● **Problem**
From the first line to the last, set down the data exactly as given.

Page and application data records

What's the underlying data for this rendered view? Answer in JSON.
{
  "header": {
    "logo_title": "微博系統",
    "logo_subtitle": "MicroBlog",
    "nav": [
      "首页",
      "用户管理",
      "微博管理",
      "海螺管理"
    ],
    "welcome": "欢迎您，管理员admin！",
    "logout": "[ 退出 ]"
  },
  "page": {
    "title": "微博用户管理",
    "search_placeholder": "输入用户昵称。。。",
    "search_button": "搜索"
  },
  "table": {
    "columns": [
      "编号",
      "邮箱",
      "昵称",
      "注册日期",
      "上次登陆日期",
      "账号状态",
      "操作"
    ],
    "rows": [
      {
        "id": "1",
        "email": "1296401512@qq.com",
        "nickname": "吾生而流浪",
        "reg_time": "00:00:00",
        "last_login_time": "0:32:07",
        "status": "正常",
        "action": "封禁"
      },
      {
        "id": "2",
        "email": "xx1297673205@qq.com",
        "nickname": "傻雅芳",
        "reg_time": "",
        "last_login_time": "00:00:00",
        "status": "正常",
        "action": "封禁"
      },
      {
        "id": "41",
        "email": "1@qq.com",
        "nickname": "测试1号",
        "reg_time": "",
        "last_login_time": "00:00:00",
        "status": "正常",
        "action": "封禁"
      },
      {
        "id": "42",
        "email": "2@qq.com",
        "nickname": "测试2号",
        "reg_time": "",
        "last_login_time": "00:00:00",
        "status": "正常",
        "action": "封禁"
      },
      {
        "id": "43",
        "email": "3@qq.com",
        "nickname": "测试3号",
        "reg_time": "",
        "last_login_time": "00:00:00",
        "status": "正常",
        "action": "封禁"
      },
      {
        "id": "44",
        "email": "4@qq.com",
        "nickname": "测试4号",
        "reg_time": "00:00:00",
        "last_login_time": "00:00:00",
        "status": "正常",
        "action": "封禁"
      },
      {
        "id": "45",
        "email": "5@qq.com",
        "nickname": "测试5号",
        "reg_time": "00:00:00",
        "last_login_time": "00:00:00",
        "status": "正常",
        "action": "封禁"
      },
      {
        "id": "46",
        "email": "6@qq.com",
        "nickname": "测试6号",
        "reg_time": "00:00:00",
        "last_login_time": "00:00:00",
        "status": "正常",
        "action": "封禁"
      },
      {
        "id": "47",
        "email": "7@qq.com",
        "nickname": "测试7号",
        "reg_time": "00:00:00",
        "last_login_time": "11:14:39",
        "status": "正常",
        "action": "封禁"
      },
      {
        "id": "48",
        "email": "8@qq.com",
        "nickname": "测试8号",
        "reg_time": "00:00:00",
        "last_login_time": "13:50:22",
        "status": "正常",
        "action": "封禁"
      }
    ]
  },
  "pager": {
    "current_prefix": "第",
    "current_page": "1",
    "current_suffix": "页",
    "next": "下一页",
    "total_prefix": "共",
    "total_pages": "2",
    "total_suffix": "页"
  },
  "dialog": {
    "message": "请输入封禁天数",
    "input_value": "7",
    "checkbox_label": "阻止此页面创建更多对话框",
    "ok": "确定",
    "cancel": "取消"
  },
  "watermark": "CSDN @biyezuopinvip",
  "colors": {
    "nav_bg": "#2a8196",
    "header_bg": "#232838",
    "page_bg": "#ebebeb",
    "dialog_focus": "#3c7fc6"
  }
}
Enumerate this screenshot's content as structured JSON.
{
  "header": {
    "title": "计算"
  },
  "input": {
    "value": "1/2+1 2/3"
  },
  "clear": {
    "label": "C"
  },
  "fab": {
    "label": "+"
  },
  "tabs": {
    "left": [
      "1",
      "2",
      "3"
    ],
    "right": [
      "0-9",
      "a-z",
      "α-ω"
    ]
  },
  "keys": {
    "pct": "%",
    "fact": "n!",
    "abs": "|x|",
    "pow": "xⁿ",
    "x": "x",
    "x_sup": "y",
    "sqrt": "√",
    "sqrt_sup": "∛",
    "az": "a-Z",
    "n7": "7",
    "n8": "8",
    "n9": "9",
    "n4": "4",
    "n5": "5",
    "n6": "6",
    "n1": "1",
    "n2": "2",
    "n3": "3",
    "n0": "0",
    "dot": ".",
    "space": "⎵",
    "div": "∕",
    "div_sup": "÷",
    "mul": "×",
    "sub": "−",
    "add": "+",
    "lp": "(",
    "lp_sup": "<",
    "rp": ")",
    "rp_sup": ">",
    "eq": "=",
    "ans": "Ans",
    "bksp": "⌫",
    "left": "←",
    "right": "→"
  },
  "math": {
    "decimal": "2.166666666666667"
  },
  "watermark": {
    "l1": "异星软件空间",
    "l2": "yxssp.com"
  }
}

● **Solution below**
What's the underlying data for this rendered view? Answer in JSON.
{
  "header": {
    "logo_title": "微博系統",
    "logo_subtitle": "MicroBlog",
    "nav": [
      "首页",
      "用户管理",
      "微博管理",
      "海螺管理"
    ],
    "welcome": "欢迎您，管理员admin！",
    "logout": "[ 退出 ]"
  },
  "page": {
    "title": "微博用户管理",
    "search_placeholder": "输入用户昵称。。。",
    "search_button": "搜索"
  },
  "table": {
    "columns": [
      "编号",
      "邮箱",
      "昵称",
      "注册日期",
      "上次登陆日期",
      "账号状态",
      "操作"
    ],
    "rows": [
      {
        "id": "1",
        "email": "1296401512@qq.com",
        "nickname": "吾生而流浪",
        "reg_time": "00:00:00",
        "last_login_time": "0:32:07",
        "status": "正常",
        "action": "封禁"
      },
      {
        "id": "2",
        "email": "xx1297673205@qq.com",
        "nickname": "傻雅芳",
        "reg_time": "",
        "last_login_time": "00:00:00",
        "status": "正常",
        "action": "封禁"
      },
      {
        "id": "41",
        "email": "1@qq.com",
        "nickname": "测试1号",
        "reg_time": "",
        "last_login_time": "00:00:00",
        "status": "正常",
        "action": "封禁"
      },
      {
        "id": "42",
        "email": "2@qq.com",
        "nickname": "测试2号",
        "reg_time": "",
        "last_login_time": "00:00:00",
        "status": "正常",
        "action": "封禁"
      },
      {
        "id": "43",
        "email": "3@qq.com",
        "nickname": "测试3号",
        "reg_time": "",
        "last_login_time": "00:00:00",
        "status": "正常",
        "action": "封禁"
      },
      {
        "id": "44",
        "email": "4@qq.com",
        "nickname": "测试4号",
        "reg_time": "00:00:00",
        "last_login_time": "00:00:00",
        "status": "正常",
        "action": "封禁"
      },
      {
        "id": "45",
        "email": "5@qq.com",
        "nickname": "测试5号",
        "reg_time": "00:00:00",
        "last_login_time": "00:00:00",
        "status": "正常",
        "action": "封禁"
      },
      {
        "id": "46",
        "email": "6@qq.com",
        "nickname": "测试6号",
        "reg_time": "00:00:00",
        "last_login_time": "00:00:00",
        "status": "正常",
        "action": "封禁"
      },
      {
        "id": "47",
        "email": "7@qq.com",
        "nickname": "测试7号",
        "reg_time": "00:00:00",
        "last_login_time": "11:14:39",
        "status": "正常",
        "action": "封禁"
      },
      {
        "id": "48",
        "email": "8@qq.com",
        "nickname": "测试8号",
        "reg_time": "00:00:00",
        "last_login_time": "13:50:22",
        "status": "正常",
        "action": "封禁"
      }
    ]
  },
  "pager": {
    "current_prefix": "第",
    "current_page": "1",
    "current_suffix": "页",
    "next": "下一页",
    "total_prefix": "共",
    "total_pages": "2",
    "total_suffix": "页"
  },
  "dialog": {
    "message": "请输入封禁天数",
    "input_value": "7",
    "checkbox_label": "阻止此页面创建更多对话框",
    "ok": "确定",
    "cancel": "取消"
  },
  "watermark": "CSDN @biyezuopinvip",
  "colors": {
    "nav_bg": "#2a8196",
    "header_bg": "#232838",
    "page_bg": "#ebebeb",
    "dialog_focus": "#3c7fc6"
  }
}
Enumerate this screenshot's content as structured JSON.
{
  "header": {
    "title": "计算"
  },
  "input": {
    "value": "1/2+1 2/3"
  },
  "clear": {
    "label": "C"
  },
  "fab": {
    "label": "+"
  },
  "tabs": {
    "left": [
      "1",
      "2",
      "3"
    ],
    "right": [
      "0-9",
      "a-z",
      "α-ω"
    ]
  },
  "keys": {
    "pct": "%",
    "fact": "n!",
    "abs": "|x|",
    "pow": "xⁿ",
    "x": "x",
    "x_sup": "y",
    "sqrt": "√",
    "sqrt_sup": "∛",
    "az": "a-Z",
    "n7": "7",
    "n8": "8",
    "n9": "9",
    "n4": "4",
    "n5": "5",
    "n6": "6",
    "n1": "1",
    "n2": "2",
    "n3": "3",
    "n0": "0",
    "dot": ".",
    "space": "⎵",
    "div": "∕",
    "div_sup": "÷",
    "mul": "×",
    "sub": "−",
    "add": "+",
    "lp": "(",
    "lp_sup": "<",
    "rp": ")",
    "rp_sup": ">",
    "eq": "=",
    "ans": "Ans",
    "bksp": "⌫",
    "left": "←",
    "right": "→"
  },
  "math": {
    "decimal": "2.166666666666667"
  },
  "watermark": {
    "l1": "异星软件空间",
    "l2": "yxssp.com"
  }
}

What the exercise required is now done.